As the winter winds grow ever more bitter and our breath becomes more and more visible in the air around us, we know only one thing could be true – the winter semester is upon us. Just as we have finished recuperating from last semester, we hop in our cars, buses, trains or planes and begin the process all over again.
That’s right, ladies and gentlemen, another few months of calculus and all of its formulae. There is another semester of physics, full of free-body diagrams, right-hand rules and the like. Or perhaps you are taking a writing course, brushing up on high school’s best forgotten memories of five paragraph essays, how to write a bibliography and, most importantly, the difference between “its” and “it’s.” Last but certainly not least, you maybe – just maybe – have the joy of taking a philosophy class. If you were like me back when I was an undergrad, you probably have a great disdain for philosophy. Being a more methodical, deductive, black-and-white kind of person, I cringed at what I thought was a bunch of “namby-pamby” nonsense. I managed to get out of taking philosophy courses because of my alma mater’s flexible general curriculum.
My friends, who were either of ill fortune or odd taste, walked around campus with philosophy books heavy and thick enough to make their arms fall off. Some were reading Marx’s travesty, “The Communist Manifesto.” Others were reading up on Nietzsche and how life was essentially without value. One close friend was drawn in by Sartre, who is best characterized by the title of his 1943 piece, “Being and Nothingness.”
As is frequently the case with man’s distastes, he often seeks to affirm his pre-existing beliefs by peeking into that which he dislikes, thereby reinforcing and strengthening his attitudes. I am certainly no exception to this rule.
One day, upon engaging in a debate with my anonymous philosopher friend on the existence of God, he mentioned in a footnote that he did not particularly care for Thomas Aquinas’ proofs of God’s existence.

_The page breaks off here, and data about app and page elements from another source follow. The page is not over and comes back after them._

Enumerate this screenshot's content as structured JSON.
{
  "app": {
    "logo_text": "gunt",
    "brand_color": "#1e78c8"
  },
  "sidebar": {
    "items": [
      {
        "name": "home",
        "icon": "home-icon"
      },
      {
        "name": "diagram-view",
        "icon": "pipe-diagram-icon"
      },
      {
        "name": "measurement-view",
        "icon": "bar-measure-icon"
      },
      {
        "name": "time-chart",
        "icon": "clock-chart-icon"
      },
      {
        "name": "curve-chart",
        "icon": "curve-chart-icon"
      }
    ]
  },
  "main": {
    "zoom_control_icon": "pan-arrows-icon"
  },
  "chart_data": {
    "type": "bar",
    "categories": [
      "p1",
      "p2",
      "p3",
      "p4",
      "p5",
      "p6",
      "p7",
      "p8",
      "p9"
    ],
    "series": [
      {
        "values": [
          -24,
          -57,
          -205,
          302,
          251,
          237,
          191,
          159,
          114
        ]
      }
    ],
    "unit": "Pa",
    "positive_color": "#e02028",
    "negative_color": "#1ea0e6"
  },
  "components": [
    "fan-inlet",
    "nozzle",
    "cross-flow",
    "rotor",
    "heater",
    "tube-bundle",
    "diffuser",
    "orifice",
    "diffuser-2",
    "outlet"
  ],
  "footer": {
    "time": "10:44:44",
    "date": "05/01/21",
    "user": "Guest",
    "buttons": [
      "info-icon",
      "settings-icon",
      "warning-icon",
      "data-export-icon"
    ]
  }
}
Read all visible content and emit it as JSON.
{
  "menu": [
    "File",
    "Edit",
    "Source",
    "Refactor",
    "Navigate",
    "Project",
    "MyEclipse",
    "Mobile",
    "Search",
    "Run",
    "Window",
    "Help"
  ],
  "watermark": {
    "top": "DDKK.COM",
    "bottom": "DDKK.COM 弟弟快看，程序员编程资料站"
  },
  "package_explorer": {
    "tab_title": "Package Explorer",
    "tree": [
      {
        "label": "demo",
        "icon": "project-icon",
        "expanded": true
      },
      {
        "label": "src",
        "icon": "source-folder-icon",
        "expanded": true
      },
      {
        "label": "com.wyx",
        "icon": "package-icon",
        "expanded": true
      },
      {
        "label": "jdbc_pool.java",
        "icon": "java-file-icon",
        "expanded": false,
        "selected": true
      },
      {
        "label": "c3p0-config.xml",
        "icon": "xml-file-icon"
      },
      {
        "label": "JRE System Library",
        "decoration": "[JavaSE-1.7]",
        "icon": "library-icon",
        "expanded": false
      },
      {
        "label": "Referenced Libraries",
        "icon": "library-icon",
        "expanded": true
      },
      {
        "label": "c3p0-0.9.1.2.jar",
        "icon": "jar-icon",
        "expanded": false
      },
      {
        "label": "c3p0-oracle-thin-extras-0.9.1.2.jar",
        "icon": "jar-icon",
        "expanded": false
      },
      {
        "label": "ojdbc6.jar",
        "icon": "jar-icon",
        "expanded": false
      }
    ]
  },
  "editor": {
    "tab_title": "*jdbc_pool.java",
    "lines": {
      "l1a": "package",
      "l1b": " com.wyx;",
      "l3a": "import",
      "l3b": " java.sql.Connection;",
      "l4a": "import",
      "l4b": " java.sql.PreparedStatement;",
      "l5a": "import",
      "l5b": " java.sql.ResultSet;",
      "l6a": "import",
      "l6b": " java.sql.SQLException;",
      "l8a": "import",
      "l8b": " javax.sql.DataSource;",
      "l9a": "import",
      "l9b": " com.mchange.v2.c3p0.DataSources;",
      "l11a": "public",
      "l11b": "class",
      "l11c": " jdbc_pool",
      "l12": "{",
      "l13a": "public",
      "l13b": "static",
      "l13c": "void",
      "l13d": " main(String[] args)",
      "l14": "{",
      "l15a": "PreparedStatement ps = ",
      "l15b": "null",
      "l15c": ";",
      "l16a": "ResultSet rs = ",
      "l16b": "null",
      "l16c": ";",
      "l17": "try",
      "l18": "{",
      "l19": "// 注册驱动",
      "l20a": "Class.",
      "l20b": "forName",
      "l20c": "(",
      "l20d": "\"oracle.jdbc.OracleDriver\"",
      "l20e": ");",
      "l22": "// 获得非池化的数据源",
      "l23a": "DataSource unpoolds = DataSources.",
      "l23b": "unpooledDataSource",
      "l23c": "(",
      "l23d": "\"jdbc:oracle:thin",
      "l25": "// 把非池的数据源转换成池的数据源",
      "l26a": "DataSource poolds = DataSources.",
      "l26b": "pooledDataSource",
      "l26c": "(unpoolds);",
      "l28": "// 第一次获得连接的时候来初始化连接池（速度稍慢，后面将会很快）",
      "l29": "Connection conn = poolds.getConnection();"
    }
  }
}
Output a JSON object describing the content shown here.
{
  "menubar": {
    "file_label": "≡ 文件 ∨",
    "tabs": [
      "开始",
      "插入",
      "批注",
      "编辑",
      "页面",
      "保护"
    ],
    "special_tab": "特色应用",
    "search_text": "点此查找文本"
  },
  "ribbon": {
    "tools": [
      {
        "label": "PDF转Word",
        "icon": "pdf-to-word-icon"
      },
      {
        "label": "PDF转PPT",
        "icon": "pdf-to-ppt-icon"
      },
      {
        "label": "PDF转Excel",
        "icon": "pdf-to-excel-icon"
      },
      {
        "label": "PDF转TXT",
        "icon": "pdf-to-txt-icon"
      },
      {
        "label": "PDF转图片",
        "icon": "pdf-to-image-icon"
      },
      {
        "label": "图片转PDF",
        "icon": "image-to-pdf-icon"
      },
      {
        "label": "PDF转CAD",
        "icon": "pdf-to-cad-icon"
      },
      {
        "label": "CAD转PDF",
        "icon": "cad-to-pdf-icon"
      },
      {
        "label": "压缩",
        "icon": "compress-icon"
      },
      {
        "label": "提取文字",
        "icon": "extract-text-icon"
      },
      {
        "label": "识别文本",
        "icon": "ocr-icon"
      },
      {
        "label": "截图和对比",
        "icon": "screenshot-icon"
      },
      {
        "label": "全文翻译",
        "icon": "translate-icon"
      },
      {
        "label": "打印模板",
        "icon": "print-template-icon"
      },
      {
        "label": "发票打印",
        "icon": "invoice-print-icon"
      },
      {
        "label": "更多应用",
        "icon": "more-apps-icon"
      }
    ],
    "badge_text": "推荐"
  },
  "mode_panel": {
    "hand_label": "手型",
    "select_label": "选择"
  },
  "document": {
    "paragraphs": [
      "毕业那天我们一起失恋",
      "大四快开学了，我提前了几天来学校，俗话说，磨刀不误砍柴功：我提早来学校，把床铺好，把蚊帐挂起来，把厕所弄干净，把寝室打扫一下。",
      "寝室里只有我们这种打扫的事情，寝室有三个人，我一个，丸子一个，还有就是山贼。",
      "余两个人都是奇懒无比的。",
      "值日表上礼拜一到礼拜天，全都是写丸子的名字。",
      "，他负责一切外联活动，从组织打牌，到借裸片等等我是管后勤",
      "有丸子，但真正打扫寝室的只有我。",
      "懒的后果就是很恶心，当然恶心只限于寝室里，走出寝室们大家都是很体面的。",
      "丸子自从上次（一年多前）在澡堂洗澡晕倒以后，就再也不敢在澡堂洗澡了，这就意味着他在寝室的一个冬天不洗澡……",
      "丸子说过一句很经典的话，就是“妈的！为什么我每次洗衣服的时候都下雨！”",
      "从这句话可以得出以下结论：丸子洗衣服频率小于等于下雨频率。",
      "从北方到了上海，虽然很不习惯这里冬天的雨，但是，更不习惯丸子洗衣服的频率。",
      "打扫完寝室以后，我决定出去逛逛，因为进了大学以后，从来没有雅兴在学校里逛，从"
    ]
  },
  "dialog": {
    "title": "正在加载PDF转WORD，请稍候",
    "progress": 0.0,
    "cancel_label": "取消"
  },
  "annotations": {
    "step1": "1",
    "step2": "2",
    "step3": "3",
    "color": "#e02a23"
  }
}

As a Catholic, I had of course heard of this saint, referred to by the Church as the Angelic Doctor. I never actually read any of his writings. However, if my existentialist friend disliked Aquinas, I knew I would probably like him. So, soon enough, I took a look at Aquinas’ most famous work, the “Summa Theologica.” All it took was one paragraph to get me hooked!
St. Thomas Aquinas was like nothing I had ever seen in philosophy. He was clear, crisp and concise. Every paragraph presented a clear and coherent thought, with every subsequent paragraph deductively derived from the previous. Most astonishing, Aquinas never dwelled on arcane and pathetic rants on the lack of meaning or existence. Instead, he provided splendid ideas with a rigid and deductive form.
Though the “Summa” is notoriously long, not one drop of ink was wasted. St. Thomas Aquinas did not present anything to you that you did not need.
Most authors today, aided by the expediency of computer typing and paid by the page, lead their readers into elliptical orbits of thought, devoid of structure or brevity. In short, Aquinas offers modern man sensibility, thoughtfulness and coherence in the chaotic world in which we live.
Modern philosophy and theology tell us that all religions are equal, that there is no absolute truth, that ecumenism of ideas and beliefs is the only way to go, that all inequality is unjust and so forth. Some unfortunate and unknowing souls buy into this. Others, much like myself once upon a time, shun this sort of thinking and dismiss the important and necessary discipline of philosophy.
For Western man, and the collegiate in particular, I sound a resounding plea for a return to the black-and-white basics that made our civilization so great once upon a time.
Toss aside the books on social justice and pick up Augustine’s “The City of God.” Put Nietzsche to rest and enjoy the wonders of Aquinas.
Most importantly, study philosophy. Do not let the poor chefs of philosophy of the past few centuries distort a most valuable tool in the life of man.
The greatest gift of God to man, that which separates him from beast, is reason. While modern philosophers and false prophets lead us astray by distorting our reason, it behooves us to stand firm. Rightly employed, our reason can lead us to the fundamental knowledge and truth that our souls rightly seek.
Indeed, this knowledge is so properly summarized by Aquinas himself: “Three things are necessary for the salvation of man: to know what he ought to believe; to know what he ought to desire; and to know what he ought to do” (Opuscule II, De Regno). Now, the choice is in your hands.
Ramey is a graduate student.